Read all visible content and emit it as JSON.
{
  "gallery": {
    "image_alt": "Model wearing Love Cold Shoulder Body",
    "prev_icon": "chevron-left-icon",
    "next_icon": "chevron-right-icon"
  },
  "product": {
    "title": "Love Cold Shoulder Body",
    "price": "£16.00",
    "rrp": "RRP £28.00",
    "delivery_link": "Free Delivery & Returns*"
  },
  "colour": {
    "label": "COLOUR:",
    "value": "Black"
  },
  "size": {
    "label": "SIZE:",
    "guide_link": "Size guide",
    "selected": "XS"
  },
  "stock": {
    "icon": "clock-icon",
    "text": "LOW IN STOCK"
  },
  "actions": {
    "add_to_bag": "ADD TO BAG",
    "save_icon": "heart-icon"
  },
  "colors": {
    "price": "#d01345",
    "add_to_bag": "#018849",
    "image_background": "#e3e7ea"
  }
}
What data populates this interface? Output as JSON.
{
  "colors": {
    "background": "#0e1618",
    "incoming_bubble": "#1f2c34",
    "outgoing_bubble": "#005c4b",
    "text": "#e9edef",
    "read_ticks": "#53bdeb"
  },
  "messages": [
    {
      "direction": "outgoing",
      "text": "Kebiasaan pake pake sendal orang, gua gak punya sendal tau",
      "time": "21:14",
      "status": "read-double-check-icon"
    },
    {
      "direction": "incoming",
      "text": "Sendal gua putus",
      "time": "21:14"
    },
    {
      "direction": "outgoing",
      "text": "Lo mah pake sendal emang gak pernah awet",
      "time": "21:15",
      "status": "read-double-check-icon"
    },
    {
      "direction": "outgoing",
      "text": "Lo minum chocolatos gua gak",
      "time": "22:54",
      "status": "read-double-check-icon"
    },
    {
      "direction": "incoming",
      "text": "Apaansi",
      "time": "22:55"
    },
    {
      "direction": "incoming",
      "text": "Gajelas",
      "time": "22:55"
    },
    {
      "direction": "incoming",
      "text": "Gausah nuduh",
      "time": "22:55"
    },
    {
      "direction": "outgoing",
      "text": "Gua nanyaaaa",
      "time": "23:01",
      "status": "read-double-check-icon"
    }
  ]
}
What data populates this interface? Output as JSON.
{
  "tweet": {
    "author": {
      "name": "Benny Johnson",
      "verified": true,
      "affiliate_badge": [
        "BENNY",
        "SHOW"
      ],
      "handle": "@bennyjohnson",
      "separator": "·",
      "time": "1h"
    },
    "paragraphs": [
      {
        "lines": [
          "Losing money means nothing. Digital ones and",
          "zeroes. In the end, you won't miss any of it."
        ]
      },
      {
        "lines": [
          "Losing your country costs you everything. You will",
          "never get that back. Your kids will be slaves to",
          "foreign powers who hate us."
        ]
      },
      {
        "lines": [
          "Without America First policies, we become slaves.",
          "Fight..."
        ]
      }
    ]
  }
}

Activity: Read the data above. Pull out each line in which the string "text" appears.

Answer:
    "text": "LOW IN STOCK"
    "text": "#e9edef",
      "text": "Kebiasaan pake pake sendal orang, gua gak punya sendal tau",
      "text": "Sendal gua putus",
      "text": "Lo mah pake sendal emang gak pernah awet",
      "text": "Lo minum chocolatos gua gak",
      "text": "Apaansi",
      "text": "Gajelas",
      "text": "Gausah nuduh",
      "text": "Gua nanyaaaa",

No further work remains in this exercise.